A common cause for debate in testing discussions is the use of state based vs. behavior based testing. It is generally agreed that it is best to test the state of a function and its collaborators once the function has completed. Too often we instead test the behavior of a function. We are reaching deeper into the function and assuming we know more that we should about what the function is doing. We are testing the implementation details of the function rather that the outcome of its state. The behavior based tests open the testing framework up to added fragility since changes in implementation often requires changing the tests. Mocking can lead developers to overusing behavior based tests since it makes it so easy to test the functions interactions at various points of the function’s logic.

I very much agree with the need to test state. This can be more difficult I think given the nature and eco system of powershell. Powershell is largely built for connecting and controlling the interactions of “black boxes.” Often the behavior being tested is blurred with state. I think we can get better at this and I admit to being new to this kind of unit testing. I hope to evolve patterns more indicative of state based tests as I learn in this space.

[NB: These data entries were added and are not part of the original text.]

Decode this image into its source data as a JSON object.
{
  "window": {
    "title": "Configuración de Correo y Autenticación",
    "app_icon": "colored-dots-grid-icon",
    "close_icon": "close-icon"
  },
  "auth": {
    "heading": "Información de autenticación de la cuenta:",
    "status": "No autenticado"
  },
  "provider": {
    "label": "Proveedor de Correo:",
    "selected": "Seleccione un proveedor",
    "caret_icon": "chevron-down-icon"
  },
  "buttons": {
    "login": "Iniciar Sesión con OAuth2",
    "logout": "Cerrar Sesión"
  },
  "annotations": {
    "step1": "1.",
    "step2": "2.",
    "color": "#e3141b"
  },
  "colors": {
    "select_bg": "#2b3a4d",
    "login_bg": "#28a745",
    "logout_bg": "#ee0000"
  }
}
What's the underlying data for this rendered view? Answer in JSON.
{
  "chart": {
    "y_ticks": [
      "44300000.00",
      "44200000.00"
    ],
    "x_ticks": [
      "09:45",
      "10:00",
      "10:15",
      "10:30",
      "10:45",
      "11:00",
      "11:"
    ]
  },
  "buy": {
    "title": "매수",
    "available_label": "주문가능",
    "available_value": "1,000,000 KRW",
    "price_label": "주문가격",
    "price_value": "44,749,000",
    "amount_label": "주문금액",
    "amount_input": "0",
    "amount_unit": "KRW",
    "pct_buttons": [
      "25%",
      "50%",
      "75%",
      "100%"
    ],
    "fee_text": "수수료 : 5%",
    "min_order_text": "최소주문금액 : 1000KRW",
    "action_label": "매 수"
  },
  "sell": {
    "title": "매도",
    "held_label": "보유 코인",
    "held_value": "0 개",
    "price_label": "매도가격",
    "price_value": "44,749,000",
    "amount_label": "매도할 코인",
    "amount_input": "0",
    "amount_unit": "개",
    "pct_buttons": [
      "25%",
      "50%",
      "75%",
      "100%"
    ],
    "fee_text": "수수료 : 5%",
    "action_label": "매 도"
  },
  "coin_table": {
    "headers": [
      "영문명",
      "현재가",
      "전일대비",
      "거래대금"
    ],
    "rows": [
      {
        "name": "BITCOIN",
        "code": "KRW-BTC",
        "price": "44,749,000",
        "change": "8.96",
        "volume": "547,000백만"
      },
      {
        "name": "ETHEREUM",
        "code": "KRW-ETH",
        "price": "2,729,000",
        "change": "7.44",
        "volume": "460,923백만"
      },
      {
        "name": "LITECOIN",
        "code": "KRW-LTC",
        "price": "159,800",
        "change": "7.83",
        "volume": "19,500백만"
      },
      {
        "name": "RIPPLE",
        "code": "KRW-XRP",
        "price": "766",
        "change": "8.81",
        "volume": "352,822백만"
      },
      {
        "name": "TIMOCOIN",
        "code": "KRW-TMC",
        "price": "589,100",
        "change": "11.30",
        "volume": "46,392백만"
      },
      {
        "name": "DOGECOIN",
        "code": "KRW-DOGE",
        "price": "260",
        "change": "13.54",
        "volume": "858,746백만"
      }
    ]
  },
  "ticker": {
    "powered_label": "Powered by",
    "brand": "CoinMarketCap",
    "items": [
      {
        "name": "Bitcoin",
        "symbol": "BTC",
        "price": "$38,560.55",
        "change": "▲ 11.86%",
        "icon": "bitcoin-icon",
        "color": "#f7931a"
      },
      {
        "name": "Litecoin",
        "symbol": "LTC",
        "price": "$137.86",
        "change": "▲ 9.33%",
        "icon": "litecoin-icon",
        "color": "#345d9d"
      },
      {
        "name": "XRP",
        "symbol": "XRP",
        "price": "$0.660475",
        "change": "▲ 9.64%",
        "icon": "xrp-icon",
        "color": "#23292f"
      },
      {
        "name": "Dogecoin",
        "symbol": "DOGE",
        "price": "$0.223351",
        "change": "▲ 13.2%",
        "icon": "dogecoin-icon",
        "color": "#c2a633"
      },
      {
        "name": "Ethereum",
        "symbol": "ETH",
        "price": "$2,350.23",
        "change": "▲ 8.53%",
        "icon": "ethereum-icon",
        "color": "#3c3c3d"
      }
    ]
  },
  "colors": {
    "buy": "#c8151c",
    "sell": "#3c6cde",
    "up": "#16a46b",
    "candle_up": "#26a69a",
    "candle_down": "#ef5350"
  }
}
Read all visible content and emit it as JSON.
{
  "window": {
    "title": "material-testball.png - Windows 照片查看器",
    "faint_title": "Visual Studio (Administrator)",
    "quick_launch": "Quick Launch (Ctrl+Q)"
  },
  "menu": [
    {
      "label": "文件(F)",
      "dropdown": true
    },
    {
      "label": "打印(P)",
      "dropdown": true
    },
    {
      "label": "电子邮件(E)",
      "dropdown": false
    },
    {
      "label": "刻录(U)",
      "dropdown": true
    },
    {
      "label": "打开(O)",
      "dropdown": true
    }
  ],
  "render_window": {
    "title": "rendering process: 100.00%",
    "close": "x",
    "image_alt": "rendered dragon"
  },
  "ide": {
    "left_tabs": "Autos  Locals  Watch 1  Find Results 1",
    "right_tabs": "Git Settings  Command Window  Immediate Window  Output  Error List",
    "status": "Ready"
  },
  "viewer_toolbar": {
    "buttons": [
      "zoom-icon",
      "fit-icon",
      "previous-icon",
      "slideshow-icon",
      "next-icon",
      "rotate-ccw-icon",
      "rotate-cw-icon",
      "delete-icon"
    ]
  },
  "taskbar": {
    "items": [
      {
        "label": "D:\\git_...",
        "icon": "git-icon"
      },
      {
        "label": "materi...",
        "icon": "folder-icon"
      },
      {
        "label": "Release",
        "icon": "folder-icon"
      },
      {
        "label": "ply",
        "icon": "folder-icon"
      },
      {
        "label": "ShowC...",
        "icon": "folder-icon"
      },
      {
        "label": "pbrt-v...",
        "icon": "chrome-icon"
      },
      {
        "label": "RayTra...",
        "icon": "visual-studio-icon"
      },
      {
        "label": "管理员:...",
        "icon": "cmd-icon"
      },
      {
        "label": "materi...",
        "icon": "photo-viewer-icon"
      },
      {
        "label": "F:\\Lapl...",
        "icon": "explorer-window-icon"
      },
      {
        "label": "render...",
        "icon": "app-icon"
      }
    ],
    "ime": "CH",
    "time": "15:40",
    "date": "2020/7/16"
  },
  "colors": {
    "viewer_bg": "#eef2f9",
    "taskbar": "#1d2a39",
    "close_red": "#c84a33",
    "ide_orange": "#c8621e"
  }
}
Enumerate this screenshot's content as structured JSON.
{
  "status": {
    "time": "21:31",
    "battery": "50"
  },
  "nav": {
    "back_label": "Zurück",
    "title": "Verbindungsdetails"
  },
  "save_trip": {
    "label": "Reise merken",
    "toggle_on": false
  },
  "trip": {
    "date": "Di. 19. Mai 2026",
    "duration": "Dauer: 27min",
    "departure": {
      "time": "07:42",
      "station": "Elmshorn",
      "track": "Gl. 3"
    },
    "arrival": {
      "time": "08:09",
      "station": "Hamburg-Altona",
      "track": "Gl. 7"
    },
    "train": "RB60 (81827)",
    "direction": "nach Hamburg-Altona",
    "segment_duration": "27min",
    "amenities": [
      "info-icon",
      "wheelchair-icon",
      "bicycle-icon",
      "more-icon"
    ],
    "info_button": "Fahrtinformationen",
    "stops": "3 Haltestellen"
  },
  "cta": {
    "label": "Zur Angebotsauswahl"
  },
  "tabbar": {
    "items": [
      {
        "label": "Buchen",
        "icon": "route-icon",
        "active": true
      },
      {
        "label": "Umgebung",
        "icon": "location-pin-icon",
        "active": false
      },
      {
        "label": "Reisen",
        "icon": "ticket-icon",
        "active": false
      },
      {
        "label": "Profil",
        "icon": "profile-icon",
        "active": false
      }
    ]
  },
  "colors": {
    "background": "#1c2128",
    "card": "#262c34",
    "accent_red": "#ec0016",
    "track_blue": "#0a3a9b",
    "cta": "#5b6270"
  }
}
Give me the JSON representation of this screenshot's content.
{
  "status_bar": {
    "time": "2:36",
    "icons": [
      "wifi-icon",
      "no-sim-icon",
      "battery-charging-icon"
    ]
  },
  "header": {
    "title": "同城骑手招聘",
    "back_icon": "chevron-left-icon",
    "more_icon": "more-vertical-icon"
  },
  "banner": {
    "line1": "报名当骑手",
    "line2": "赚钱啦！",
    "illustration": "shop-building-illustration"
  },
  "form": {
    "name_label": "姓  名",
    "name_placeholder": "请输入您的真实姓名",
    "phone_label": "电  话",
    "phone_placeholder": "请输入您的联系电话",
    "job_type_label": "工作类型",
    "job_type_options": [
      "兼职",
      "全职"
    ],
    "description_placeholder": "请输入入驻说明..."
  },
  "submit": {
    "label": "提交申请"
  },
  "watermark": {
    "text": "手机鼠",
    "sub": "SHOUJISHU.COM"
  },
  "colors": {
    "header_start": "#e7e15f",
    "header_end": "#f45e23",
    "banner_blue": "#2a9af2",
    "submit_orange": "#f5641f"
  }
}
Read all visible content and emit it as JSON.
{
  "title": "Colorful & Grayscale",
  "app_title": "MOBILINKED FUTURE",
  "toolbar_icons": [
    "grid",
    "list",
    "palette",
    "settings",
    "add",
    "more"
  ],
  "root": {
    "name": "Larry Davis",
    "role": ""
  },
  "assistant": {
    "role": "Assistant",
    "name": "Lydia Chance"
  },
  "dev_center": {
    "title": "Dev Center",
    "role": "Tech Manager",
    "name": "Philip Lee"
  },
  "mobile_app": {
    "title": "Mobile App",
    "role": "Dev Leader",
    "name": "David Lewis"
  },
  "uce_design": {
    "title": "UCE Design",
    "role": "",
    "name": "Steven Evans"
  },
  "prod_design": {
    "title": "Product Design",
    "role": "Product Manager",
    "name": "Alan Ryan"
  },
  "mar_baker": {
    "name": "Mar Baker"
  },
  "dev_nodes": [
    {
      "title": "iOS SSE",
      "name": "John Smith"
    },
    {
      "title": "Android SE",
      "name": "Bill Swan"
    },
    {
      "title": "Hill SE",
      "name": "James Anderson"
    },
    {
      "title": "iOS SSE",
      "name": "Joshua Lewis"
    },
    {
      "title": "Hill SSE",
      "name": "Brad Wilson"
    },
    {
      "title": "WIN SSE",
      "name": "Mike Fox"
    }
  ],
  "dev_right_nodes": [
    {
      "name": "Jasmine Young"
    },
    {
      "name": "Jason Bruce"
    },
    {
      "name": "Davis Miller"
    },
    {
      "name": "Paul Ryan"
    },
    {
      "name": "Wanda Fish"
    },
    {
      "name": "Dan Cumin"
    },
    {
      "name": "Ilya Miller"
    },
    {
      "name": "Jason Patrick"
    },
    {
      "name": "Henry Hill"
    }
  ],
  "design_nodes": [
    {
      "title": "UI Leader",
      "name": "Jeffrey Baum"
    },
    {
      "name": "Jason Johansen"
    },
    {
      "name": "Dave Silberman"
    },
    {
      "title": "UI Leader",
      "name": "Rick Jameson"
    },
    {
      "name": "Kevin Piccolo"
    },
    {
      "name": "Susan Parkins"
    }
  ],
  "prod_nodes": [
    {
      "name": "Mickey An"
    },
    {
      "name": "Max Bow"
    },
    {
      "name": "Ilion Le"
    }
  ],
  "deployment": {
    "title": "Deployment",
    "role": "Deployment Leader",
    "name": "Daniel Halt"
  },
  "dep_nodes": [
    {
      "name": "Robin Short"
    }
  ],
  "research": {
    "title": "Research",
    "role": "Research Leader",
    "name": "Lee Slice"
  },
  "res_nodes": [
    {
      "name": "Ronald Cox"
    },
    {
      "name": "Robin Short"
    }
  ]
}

Tying Powershell Test Results into your CI Builds

One great feature of Pester is its ability to output test results according to the NUnit XML schema. While I personally have difficulty using the words “great” and “XML schema” in the same sentence, here it is sincere. This is particularly cool because most continuous integration servers understand this schema and support tooling that surfaces these results for easy visibility. Both Pester and Chocolatey use the CodeBetter TeamCity server to run builds after commits to the master repo and leverage this feature. There is a wiki on the Pester wiki page explaining how to set this up.

Here is a shot of how this looks:


I can see what tests failed and how long the tests took.

Learning more

We just scratched the surface of pester and in no way toured all of its great features. The Pester github wiki has lots of detailed information on its API and usage. When you install the Pester Powershell module, you also have access to the command line help which is pretty thorough. I’d also encourage you to look at both Pester and Chocolatey for a suite of example tests that demonstrate how to use all of the functionality in Pester. Also both Pester and Chocolatey have a google groups discussion page for raising issues and questions.

I hope you have found this post informative and please do let us know what you think of Pester and how you would like to see it improved.

Also If you are attending the Powershell Summit this Spring, please catch my talk on this exact subject.